“This’ll be the next winning ticket,” the cashier says with a smile as she pulls it from the printer behind the counter.
Looking at the line snaking around the store, it appears others have high hopes, too. Maybe a little luck is left after Ole’s Country Store in East Missoula produced a million dollar ticket just two weeks ago.
At that time, odds were one in 5,138,133 that the Powerball ticket Adam Clark purchased was worth $1 million. Now, the odds would seem much improved, at least based on the significant uptick in tickets sold at Ole’s since Clark’s windfall.
“Anecdotally, we hear from stores that sell a winning ticket that they get more traffic, they get more people coming in, because those players consider them a lucky store.” says Jo Berg, communications manager with the Montana Lottery.

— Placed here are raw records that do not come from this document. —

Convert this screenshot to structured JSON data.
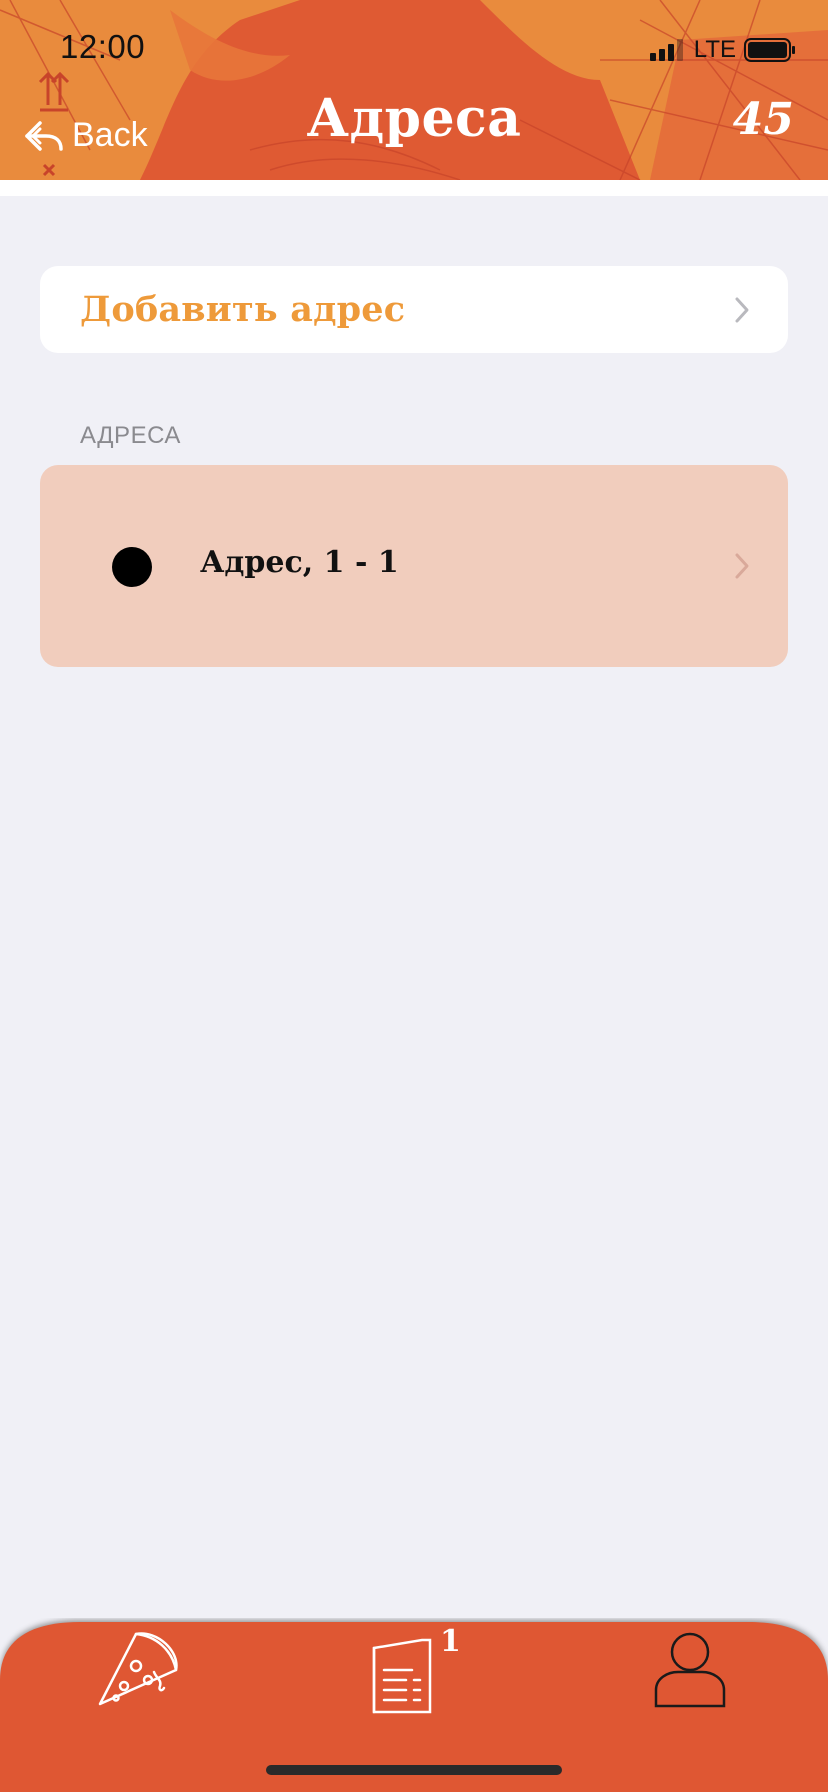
{
  "status_bar": {
    "time": "12:00",
    "network": "LTE"
  },
  "header": {
    "back_label": "Back",
    "title": "Адреса",
    "count": "45",
    "background_color": "#e8893a"
  },
  "add_address": {
    "label": "Добавить адрес",
    "color": "#ee9a3a"
  },
  "addresses_section": {
    "header": "АДРЕСА",
    "items": [
      {
        "label": "Адрес, 1 - 1",
        "selected": true,
        "background_color": "#f1cdbd"
      }
    ]
  },
  "tab_bar": {
    "background_color": "#df5733",
    "tabs": [
      {
        "icon": "pizza-icon"
      },
      {
        "icon": "orders-icon",
        "badge": "1"
      },
      {
        "icon": "profile-icon"
      }
    ]
  }
}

Superstition has always had its place in gambling. But unlike video gaming or slot machines that some players consider “cold” after they pay out, retailers generally see a big boost in business after selling a winning lottery ticket.
Ole’s cashier Sharon Krickey says the store has sold about 100 Montana Lottery tickets every day since the winning ticket was sold there on April 15. Before, she says, the store sold an average of between 50 and 75.

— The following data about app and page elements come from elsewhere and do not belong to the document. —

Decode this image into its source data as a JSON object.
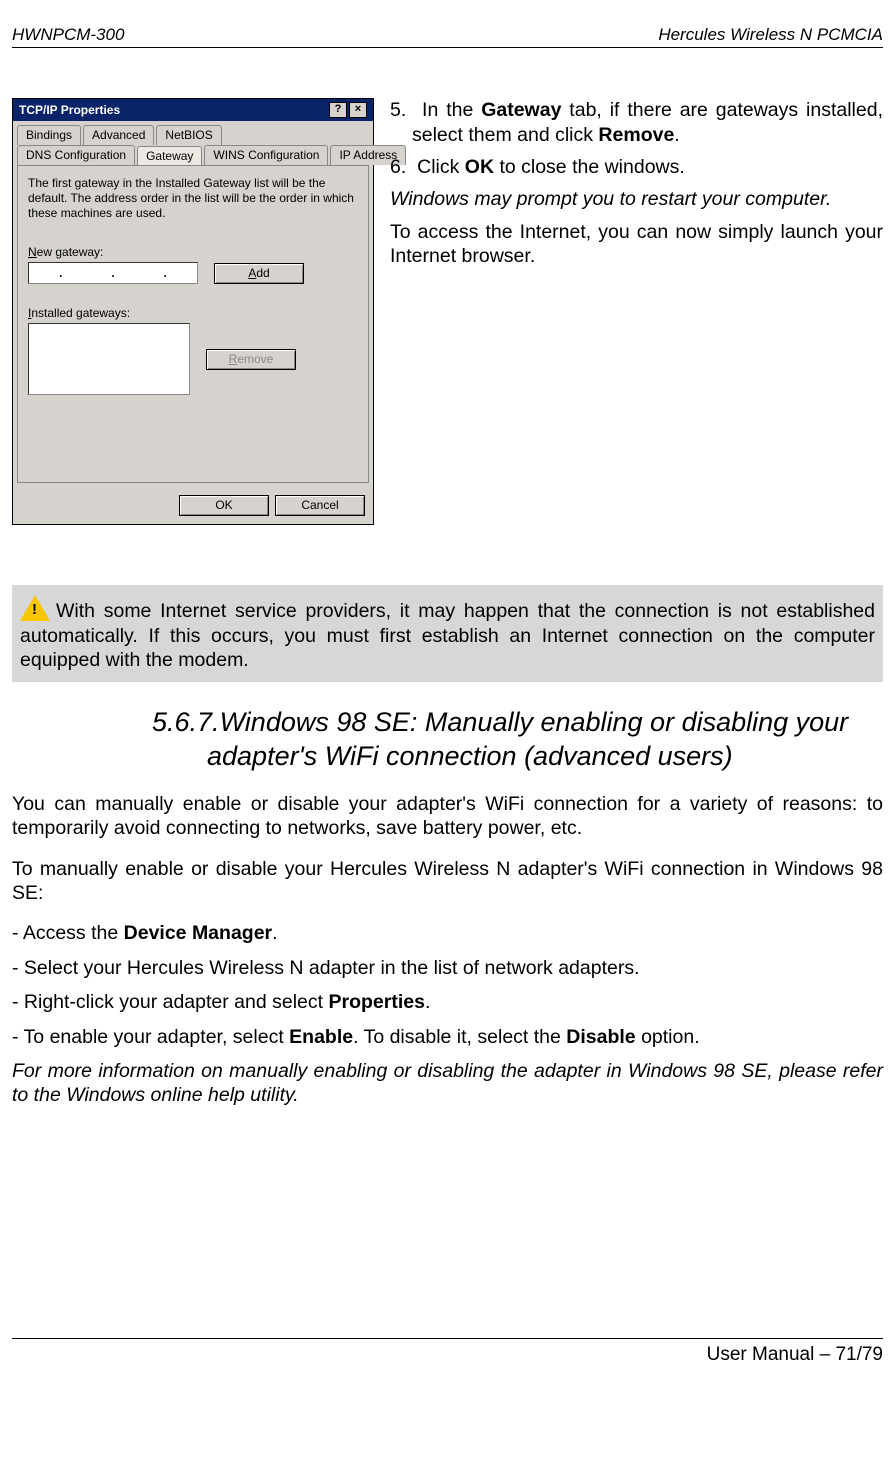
{
  "header": {
    "left": "HWNPCM-300",
    "right": "Hercules Wireless N PCMCIA"
  },
  "dialog": {
    "title": "TCP/IP Properties",
    "tabs_row1": [
      "Bindings",
      "Advanced",
      "NetBIOS"
    ],
    "tabs_row2": [
      "DNS Configuration",
      "Gateway",
      "WINS Configuration",
      "IP Address"
    ],
    "active_tab": "Gateway",
    "panel_text": "The first gateway in the Installed Gateway list will be the default. The address order in the list will be the order in which these machines are used.",
    "new_gateway_label_pre": "N",
    "new_gateway_label": "ew gateway:",
    "add_btn_pre": "A",
    "add_btn": "dd",
    "installed_label_pre": "I",
    "installed_label": "nstalled gateways:",
    "remove_btn_pre": "R",
    "remove_btn": "emove",
    "ok": "OK",
    "cancel": "Cancel"
  },
  "steps": {
    "s5_num": "5.",
    "s5_a": "In the ",
    "s5_b": "Gateway",
    "s5_c": " tab, if there are gateways installed, select them and click ",
    "s5_d": "Remove",
    "s5_e": ".",
    "s6_num": "6.",
    "s6_a": "Click ",
    "s6_b": "OK",
    "s6_c": " to close the windows.",
    "p_restart": "Windows may prompt you to restart your computer.",
    "p_access": "To access the Internet, you can now simply launch your Internet browser."
  },
  "note": {
    "text": "With some Internet service providers, it may happen that the connection is not established automatically.  If this occurs, you must first establish an Internet connection on the computer equipped with the modem."
  },
  "section": {
    "num": "5.6.7.",
    "title": "Windows 98 SE: Manually enabling or disabling your adapter's WiFi connection (advanced users)"
  },
  "body": {
    "p1": "You can manually enable or disable your adapter's WiFi connection for a variety of reasons: to temporarily avoid connecting to networks, save battery power, etc.",
    "p2": "To manually enable or disable your Hercules Wireless N adapter's WiFi connection in Windows 98 SE:",
    "l1_a": "- Access the ",
    "l1_b": "Device Manager",
    "l1_c": ".",
    "l2": "- Select your Hercules Wireless N adapter in the list of network adapters.",
    "l3_a": "- Right-click your adapter and select ",
    "l3_b": "Properties",
    "l3_c": ".",
    "l4_a": "- To enable your adapter, select ",
    "l4_b": "Enable",
    "l4_c": ".  To disable it, select the ",
    "l4_d": "Disable",
    "l4_e": " option.",
    "p3": "For more information on manually enabling or disabling the adapter in Windows 98 SE, please refer to the Windows online help utility."
  },
  "footer": {
    "text": "User Manual – 71/79"
  }
}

“And, of course, when you go in to buy a lottery ticket you’re probably going to buy something else while you’re in there, too,” Berg says. “It does end up being a plus for the retailer.”

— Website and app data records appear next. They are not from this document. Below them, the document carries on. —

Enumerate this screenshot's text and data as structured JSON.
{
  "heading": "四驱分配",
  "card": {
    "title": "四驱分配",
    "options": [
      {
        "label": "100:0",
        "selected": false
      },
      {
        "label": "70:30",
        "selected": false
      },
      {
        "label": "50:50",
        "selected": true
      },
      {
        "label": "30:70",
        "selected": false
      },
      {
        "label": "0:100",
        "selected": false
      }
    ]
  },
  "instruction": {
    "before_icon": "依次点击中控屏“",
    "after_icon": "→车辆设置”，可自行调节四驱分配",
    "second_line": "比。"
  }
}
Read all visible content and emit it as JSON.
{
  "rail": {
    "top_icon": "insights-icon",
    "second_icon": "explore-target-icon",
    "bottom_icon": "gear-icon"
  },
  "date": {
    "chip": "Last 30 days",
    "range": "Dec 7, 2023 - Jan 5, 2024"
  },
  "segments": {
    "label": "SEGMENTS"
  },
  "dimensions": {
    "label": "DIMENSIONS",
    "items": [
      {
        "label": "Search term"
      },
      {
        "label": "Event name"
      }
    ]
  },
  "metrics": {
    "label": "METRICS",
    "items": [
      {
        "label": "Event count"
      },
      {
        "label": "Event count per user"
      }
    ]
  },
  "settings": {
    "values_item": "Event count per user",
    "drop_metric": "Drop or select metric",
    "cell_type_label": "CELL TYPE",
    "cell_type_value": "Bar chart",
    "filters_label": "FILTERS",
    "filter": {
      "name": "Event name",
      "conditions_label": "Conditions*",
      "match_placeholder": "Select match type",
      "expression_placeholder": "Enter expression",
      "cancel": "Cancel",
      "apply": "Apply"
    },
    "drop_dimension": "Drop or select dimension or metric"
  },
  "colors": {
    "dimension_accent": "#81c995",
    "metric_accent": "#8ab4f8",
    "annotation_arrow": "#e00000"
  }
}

But the math doesn’t support those who flock to “lucky” stores. The odds of winning $1 million playing Powerball remain at one in 5.1 million no matter when or where you buy the ticket. And that’s assuming you throw in an extra dollar for “Power Play,” which multiplies the winnings. The chances of winning the Powerball jackpot—$65 million at press time—are one in 195 million.
But when your neighbor pockets a cool $650,000 (after taxes), allowing them to stock their retirement fund and set aside money for their daughter’s college tuition, what’s $2 for a chance at the same?